**Work instructions:** Using the data below, gather each line that includes the word "JSON".

***

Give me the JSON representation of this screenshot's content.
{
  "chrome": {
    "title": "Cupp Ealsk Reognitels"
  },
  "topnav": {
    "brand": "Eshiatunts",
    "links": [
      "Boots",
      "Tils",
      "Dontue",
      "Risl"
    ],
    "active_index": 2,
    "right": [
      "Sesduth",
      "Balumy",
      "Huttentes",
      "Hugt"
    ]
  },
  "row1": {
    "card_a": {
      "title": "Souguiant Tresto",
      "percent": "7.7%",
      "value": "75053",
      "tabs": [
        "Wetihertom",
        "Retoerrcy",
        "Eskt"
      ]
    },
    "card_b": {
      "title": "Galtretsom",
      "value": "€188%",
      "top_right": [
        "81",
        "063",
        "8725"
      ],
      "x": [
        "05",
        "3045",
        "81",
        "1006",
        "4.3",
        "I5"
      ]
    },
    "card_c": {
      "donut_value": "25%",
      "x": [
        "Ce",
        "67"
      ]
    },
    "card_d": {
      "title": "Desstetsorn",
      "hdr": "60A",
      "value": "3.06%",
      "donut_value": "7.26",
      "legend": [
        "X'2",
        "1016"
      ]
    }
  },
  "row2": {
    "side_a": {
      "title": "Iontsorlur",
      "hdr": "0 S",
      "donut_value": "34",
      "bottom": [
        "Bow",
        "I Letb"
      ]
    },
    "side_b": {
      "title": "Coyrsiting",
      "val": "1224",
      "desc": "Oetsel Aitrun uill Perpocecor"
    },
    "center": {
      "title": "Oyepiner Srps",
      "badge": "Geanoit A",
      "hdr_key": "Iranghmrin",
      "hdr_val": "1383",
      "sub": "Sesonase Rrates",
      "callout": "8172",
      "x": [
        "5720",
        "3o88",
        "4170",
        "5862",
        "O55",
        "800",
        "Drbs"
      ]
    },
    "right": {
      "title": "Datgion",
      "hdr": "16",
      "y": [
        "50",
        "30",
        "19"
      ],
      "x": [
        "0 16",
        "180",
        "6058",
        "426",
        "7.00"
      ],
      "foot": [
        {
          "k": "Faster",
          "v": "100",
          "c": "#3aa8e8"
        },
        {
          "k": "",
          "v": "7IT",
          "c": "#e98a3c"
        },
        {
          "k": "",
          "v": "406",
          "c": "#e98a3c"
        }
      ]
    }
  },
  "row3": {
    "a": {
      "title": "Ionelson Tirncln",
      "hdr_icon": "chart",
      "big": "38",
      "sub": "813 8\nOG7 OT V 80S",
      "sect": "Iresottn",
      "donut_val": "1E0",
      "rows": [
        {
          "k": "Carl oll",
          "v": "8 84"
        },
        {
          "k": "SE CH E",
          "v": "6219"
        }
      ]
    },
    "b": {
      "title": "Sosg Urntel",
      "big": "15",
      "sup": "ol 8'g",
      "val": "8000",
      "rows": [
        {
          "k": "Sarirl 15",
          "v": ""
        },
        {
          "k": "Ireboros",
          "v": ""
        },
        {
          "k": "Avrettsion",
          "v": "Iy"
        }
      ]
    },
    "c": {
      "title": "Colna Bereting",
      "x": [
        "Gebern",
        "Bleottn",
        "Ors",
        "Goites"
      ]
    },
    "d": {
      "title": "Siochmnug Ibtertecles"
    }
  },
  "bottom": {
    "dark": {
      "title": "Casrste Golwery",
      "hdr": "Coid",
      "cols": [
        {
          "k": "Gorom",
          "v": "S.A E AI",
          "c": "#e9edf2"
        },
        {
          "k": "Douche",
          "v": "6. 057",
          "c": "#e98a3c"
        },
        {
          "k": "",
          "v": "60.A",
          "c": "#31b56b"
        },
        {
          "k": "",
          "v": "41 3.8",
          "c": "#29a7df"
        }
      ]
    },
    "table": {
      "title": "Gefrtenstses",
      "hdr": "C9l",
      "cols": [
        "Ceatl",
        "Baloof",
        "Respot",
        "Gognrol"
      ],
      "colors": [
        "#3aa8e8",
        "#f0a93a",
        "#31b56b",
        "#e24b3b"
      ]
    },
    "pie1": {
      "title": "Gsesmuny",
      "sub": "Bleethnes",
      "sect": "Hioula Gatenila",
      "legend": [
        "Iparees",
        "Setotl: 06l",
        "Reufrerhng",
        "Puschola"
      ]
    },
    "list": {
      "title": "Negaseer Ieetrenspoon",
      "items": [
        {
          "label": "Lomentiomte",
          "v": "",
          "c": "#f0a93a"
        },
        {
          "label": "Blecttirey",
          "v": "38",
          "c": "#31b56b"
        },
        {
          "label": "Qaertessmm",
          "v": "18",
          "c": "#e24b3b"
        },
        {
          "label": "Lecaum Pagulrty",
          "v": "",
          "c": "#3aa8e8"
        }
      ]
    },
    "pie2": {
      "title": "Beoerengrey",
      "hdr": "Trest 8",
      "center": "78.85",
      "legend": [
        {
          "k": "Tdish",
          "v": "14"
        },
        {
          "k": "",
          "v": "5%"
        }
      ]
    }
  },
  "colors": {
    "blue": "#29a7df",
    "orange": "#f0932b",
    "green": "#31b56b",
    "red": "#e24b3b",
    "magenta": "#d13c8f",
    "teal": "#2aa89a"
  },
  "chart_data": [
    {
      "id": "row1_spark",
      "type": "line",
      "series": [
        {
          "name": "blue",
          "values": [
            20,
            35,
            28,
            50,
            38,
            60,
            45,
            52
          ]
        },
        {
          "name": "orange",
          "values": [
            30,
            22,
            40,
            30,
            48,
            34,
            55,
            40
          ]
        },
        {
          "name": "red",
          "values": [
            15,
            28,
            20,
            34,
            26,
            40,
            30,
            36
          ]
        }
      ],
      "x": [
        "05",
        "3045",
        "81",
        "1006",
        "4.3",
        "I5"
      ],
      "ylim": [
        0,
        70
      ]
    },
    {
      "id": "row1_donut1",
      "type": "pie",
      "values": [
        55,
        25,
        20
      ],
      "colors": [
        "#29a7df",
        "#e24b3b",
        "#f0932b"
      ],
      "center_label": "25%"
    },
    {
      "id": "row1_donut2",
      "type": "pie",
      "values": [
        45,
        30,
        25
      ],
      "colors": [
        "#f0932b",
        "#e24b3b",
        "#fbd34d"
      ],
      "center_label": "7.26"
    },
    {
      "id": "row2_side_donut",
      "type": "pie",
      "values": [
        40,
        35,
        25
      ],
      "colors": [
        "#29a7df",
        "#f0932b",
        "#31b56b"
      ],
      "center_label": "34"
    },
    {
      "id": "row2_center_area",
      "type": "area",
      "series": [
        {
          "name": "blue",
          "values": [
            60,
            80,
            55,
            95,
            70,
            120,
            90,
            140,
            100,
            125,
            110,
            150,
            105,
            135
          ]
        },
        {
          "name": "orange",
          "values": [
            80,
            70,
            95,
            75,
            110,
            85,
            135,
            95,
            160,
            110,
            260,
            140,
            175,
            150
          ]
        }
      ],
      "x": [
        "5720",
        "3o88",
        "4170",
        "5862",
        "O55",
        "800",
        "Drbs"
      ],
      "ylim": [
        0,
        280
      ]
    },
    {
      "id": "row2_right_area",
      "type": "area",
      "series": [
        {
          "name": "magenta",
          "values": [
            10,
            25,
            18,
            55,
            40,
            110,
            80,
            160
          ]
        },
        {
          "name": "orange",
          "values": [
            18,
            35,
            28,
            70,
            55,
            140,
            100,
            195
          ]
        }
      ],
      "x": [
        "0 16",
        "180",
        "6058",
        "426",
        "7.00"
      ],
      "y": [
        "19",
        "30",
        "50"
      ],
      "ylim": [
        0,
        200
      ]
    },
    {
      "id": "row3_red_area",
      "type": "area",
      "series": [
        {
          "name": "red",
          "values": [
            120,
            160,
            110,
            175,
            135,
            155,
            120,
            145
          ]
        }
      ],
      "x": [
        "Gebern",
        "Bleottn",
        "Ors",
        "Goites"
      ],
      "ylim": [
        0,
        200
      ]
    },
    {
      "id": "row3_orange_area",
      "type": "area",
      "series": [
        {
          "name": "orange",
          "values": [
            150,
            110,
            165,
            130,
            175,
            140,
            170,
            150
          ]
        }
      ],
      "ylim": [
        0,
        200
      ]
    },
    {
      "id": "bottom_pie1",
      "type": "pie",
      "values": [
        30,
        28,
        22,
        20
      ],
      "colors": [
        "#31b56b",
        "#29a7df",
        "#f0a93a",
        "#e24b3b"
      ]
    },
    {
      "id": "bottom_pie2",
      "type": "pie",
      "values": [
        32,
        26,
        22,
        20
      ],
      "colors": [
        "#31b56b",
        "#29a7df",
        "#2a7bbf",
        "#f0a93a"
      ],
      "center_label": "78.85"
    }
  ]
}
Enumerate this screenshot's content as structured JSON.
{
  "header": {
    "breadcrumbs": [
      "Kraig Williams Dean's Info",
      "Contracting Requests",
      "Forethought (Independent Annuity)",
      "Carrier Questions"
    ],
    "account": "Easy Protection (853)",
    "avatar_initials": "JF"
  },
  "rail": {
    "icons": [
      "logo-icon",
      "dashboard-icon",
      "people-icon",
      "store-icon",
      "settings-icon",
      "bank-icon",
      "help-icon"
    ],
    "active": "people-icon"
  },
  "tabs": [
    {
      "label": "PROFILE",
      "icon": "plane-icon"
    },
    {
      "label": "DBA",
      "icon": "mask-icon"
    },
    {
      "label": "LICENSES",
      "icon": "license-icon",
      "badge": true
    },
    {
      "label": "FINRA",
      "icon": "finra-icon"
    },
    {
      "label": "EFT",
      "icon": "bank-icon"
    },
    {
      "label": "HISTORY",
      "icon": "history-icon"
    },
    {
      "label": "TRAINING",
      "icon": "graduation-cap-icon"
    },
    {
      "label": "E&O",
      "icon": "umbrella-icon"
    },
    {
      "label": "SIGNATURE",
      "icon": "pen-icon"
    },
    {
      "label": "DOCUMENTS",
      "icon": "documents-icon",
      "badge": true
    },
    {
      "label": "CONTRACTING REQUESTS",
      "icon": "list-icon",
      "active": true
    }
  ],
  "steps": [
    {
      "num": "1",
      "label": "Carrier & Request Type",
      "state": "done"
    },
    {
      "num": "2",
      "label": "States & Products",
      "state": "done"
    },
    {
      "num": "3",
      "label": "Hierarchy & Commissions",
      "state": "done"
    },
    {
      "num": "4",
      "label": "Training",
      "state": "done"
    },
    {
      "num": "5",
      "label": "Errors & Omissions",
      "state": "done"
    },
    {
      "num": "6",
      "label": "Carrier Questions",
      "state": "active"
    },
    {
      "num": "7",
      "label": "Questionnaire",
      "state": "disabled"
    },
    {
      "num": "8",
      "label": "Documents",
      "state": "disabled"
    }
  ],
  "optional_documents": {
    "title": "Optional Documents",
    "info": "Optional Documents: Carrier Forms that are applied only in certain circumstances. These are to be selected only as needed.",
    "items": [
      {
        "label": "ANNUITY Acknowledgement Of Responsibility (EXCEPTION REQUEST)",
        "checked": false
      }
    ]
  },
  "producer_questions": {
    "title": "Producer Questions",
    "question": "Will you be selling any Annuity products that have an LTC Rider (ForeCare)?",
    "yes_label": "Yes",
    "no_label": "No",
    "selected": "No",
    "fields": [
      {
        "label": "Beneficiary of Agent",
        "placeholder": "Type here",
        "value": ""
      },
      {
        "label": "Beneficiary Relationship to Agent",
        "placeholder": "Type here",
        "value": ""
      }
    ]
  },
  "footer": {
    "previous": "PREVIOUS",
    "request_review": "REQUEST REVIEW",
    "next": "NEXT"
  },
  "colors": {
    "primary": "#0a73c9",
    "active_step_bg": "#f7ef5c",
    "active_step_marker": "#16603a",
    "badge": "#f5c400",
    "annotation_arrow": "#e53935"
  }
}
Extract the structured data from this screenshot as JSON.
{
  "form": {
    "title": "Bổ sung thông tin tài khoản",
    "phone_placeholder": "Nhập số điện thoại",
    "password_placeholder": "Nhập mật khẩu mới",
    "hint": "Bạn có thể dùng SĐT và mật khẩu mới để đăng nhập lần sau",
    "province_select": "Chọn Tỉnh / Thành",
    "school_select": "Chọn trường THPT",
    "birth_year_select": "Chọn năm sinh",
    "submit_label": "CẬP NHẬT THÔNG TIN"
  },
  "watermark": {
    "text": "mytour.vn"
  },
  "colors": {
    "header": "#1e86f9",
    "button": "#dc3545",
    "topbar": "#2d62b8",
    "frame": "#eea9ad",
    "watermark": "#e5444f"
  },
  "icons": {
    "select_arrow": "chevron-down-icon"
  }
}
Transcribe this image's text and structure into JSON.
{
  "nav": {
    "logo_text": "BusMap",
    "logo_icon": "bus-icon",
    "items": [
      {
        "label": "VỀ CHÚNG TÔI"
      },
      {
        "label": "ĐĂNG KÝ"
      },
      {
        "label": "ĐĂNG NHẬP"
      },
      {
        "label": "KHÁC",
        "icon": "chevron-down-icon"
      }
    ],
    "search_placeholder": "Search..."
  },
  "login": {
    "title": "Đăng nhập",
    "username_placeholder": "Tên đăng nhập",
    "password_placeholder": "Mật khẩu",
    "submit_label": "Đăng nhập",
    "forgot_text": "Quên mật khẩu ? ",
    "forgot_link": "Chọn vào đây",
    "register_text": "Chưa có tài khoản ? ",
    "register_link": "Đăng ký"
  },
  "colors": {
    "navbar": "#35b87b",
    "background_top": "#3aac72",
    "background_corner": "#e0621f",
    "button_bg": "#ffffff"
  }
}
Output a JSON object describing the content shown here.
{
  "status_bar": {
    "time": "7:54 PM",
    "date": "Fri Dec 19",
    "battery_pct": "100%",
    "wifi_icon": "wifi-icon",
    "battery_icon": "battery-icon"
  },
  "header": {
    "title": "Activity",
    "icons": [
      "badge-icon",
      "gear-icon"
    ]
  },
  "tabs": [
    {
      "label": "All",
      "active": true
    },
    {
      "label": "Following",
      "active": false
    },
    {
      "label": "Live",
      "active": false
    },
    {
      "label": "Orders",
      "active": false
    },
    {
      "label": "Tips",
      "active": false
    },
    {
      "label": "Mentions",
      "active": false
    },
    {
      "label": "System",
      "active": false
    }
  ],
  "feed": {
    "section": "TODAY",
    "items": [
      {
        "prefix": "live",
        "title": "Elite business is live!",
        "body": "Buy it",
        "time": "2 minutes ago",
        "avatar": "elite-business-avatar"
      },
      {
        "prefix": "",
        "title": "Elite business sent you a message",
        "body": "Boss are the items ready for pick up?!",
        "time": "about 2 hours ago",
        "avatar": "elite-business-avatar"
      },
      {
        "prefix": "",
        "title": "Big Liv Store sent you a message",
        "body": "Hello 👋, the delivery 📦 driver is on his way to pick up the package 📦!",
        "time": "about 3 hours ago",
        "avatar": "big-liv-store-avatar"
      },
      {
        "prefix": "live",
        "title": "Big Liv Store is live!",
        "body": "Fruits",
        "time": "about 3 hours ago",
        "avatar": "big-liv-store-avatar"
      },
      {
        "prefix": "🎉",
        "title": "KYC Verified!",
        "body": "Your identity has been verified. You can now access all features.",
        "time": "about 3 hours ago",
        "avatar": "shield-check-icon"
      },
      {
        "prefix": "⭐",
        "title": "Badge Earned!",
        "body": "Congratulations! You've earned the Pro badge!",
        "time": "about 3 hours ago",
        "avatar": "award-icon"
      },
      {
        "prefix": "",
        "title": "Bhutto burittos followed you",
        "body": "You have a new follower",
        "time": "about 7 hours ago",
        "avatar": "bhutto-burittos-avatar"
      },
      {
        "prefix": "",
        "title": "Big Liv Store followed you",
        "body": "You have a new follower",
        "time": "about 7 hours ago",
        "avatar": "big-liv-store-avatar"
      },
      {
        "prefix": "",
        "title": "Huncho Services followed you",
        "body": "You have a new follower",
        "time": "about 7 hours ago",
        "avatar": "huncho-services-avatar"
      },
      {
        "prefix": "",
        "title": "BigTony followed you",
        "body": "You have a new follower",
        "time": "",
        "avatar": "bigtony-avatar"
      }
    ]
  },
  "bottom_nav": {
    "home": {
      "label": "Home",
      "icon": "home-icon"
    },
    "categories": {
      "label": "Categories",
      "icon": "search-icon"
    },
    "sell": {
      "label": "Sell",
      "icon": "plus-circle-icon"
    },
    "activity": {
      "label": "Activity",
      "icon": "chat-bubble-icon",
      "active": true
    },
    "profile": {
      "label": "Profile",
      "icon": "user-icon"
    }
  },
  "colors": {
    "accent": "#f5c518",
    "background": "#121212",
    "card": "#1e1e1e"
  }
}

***

**Your response:**
Give me the JSON representation of this screenshot's content.
Enumerate this screenshot's content as structured JSON.
Extract the structured data from this screenshot as JSON.
Transcribe this image's text and structure into JSON.
Output a JSON object describing the content shown here.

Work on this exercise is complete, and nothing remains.